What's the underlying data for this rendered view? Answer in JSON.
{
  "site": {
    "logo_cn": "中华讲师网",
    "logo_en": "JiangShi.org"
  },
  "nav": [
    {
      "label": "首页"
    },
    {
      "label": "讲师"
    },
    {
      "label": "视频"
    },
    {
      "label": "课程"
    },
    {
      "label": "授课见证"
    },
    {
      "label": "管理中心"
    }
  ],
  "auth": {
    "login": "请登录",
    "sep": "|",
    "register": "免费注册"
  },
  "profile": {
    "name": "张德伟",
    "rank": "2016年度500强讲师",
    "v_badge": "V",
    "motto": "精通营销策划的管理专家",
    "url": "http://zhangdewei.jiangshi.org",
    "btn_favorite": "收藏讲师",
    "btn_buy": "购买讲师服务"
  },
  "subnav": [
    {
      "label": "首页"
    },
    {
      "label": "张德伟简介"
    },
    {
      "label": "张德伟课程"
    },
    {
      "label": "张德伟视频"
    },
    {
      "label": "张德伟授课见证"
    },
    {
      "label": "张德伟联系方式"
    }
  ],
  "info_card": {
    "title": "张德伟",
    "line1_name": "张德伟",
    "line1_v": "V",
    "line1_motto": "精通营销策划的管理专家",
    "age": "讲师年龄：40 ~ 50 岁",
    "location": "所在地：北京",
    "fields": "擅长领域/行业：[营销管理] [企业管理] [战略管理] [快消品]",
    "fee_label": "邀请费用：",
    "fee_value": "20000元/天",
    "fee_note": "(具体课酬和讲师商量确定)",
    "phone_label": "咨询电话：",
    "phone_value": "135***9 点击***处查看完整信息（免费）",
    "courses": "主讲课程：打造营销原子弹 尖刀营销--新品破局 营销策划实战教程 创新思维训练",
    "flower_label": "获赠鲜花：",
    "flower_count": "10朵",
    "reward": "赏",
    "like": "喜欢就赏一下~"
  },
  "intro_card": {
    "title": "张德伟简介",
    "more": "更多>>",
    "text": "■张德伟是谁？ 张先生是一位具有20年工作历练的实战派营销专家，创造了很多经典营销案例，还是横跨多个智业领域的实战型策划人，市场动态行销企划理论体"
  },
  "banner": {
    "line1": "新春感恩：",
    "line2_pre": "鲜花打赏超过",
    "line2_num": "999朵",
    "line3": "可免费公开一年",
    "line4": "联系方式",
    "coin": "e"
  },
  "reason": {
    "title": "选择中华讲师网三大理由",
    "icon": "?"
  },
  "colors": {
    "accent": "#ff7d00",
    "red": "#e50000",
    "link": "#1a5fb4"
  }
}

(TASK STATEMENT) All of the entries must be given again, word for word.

(TASK RESPONSE)
What's the underlying data for this rendered view? Answer in JSON.
{
  "site": {
    "logo_cn": "中华讲师网",
    "logo_en": "JiangShi.org"
  },
  "nav": [
    {
      "label": "首页"
    },
    {
      "label": "讲师"
    },
    {
      "label": "视频"
    },
    {
      "label": "课程"
    },
    {
      "label": "授课见证"
    },
    {
      "label": "管理中心"
    }
  ],
  "auth": {
    "login": "请登录",
    "sep": "|",
    "register": "免费注册"
  },
  "profile": {
    "name": "张德伟",
    "rank": "2016年度500强讲师",
    "v_badge": "V",
    "motto": "精通营销策划的管理专家",
    "url": "http://zhangdewei.jiangshi.org",
    "btn_favorite": "收藏讲师",
    "btn_buy": "购买讲师服务"
  },
  "subnav": [
    {
      "label": "首页"
    },
    {
      "label": "张德伟简介"
    },
    {
      "label": "张德伟课程"
    },
    {
      "label": "张德伟视频"
    },
    {
      "label": "张德伟授课见证"
    },
    {
      "label": "张德伟联系方式"
    }
  ],
  "info_card": {
    "title": "张德伟",
    "line1_name": "张德伟",
    "line1_v": "V",
    "line1_motto": "精通营销策划的管理专家",
    "age": "讲师年龄：40 ~ 50 岁",
    "location": "所在地：北京",
    "fields": "擅长领域/行业：[营销管理] [企业管理] [战略管理] [快消品]",
    "fee_label": "邀请费用：",
    "fee_value": "20000元/天",
    "fee_note": "(具体课酬和讲师商量确定)",
    "phone_label": "咨询电话：",
    "phone_value": "135***9 点击***处查看完整信息（免费）",
    "courses": "主讲课程：打造营销原子弹 尖刀营销--新品破局 营销策划实战教程 创新思维训练",
    "flower_label": "获赠鲜花：",
    "flower_count": "10朵",
    "reward": "赏",
    "like": "喜欢就赏一下~"
  },
  "intro_card": {
    "title": "张德伟简介",
    "more": "更多>>",
    "text": "■张德伟是谁？ 张先生是一位具有20年工作历练的实战派营销专家，创造了很多经典营销案例，还是横跨多个智业领域的实战型策划人，市场动态行销企划理论体"
  },
  "banner": {
    "line1": "新春感恩：",
    "line2_pre": "鲜花打赏超过",
    "line2_num": "999朵",
    "line3": "可免费公开一年",
    "line4": "联系方式",
    "coin": "e"
  },
  "reason": {
    "title": "选择中华讲师网三大理由",
    "icon": "?"
  },
  "colors": {
    "accent": "#ff7d00",
    "red": "#e50000",
    "link": "#1a5fb4"
  }
}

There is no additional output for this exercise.